Learn more about search intent
Broadly speaking, keywords can be divided into three different 'intent' categories:
- Navigational keywords are looking for a specific web page. They have one particular result in mind, and they're unlikely to click on any others. For example, wikipedia is a navigational keyword; the user is probably trying to reach Wikipedia's homepage.
- Informational keywords are used to find answers and information. Example: you want to whip up a chocolate cake, but you don't have a recipe handy, so you search for how to bake a chocolate cake.
- Commercial keywords are those that suggest you're looking to make a purchase. Queries that include the word buy are very strong indicators of commercial intent; for instance, a user who types buy playstation 4 into Google or Bing is pretty clearly looking to purchase a games console (and will almost certainly be shown a whole bunch of shopping results).
If you can match your content to the search intent, you will have a better chance of ranking for your chosen keyword, and a better chance of satisfying the people who visit your website.
Check out the competition
Another important factor to consider when choosing keywords is competition.
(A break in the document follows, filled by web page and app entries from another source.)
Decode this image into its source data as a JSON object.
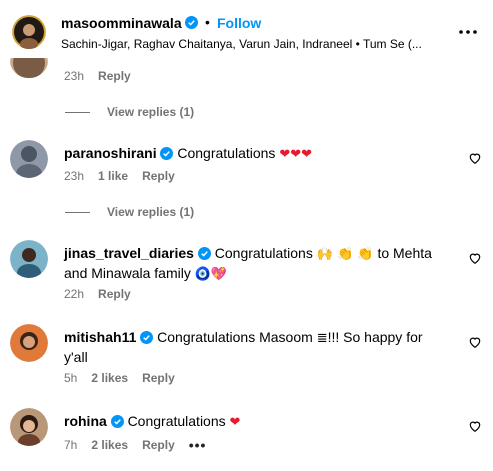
{
  "header": {
    "username": "masoomminawala",
    "follow_label": "Follow",
    "audio": "Sachin-Jigar, Raghav Chaitanya, Varun Jain, Indraneel • Tum Se (..."
  },
  "comments_top": {
    "time": "23h",
    "reply_label": "Reply",
    "view_replies": "View replies (1)"
  },
  "comments": [
    {
      "username": "paranoshirani",
      "text": "Congratulations",
      "emoji": "❤❤❤",
      "time": "23h",
      "likes": "1 like",
      "reply_label": "Reply",
      "view_replies": "View replies (1)"
    },
    {
      "username": "jinas_travel_diaries",
      "text": "Congratulations",
      "emoji1": "🙌 👏 👏",
      "text2": "to Mehta and Minawala family",
      "emoji2": "🧿💖",
      "time": "22h",
      "reply_label": "Reply"
    },
    {
      "username": "mitishah11",
      "text": "Congratulations Masoom",
      "emoji": "≣",
      "text2": "!!! So happy for y'all",
      "time": "5h",
      "likes": "2 likes",
      "reply_label": "Reply"
    },
    {
      "username": "rohina",
      "text": "Congratulations",
      "emoji": "❤",
      "time": "7h",
      "likes": "2 likes",
      "reply_label": "Reply"
    }
  ],
  "colors": {
    "link_blue": "#0095f6",
    "meta_gray": "#737373",
    "verified_blue": "#0095f6",
    "heart_red": "#e8192c"
  }
}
Before you get your heart set on ranking for a particular search term, type it into Google and take a look at what you're up against.
First, look at the ads that appear (if there are any). For most Google searches, these appear at the top of the results page, and they should be marked as either 'Ad' or 'Sponsored'. The number and quality of ads displayed can give you a rough idea of how competitive a keyword is.
Next, look at the websites that rank organically underneath the ads. If the first page of results is dominated by big brands with enormous marketing budgets, you may find it hard to rank alongside them unless you're willing to spend a similar amount of money.
However, if you feel that you can create a piece of content (e.g. a blog post, infographic or video) that's better than anything that currently ranks for your chosen keyword - and which will do a better job of fulfilling the search intent - then it's worth giving it a try and seeing what results you're able to achieve.
Create the right content
Let's say you've written an excellent piece of content that offers lots of helpful information. It's far better - more relevant, more informative, easier to digest - than anything on the first page of Google results for your chosen keyword. But you're still not ranking. Why?
Ask yourself whether you've chosen the right format. For example, if you're in the landscaping industry and you design gardens for a living, a thousand-word blog post on different design concepts is unlikely to be as useful as a high-quality image (no matter how insightful or how well-written the blog is).
Think about different types of media, and try to determine which would most resonate with the search intent you pinned down earlier. Potential options include:
- Blog posts
You may even be able to come up with something entirely unique that fits the search intent better than anything else currently on offer!
Map keywords to specific pages on your website
It's important to know which specific web page / piece of content you want search engines to rank for a given keyword. Targeting the same keyword on multiple pages can create keyword cannibalisation issues - read more about cannibalisation (and why it's a problem) here.
Remember, websites don't rank on search engines - web pages do. Instead of creating several pages that are all somewhat relevant to your chosen search term, create one outstanding page that ticks all the boxes, and this should have a higher chance of ranking.
Looking for help with keyword research and search engine optimisation? Designer Websites can help - get in touch to discuss your requirements!
Our SEO services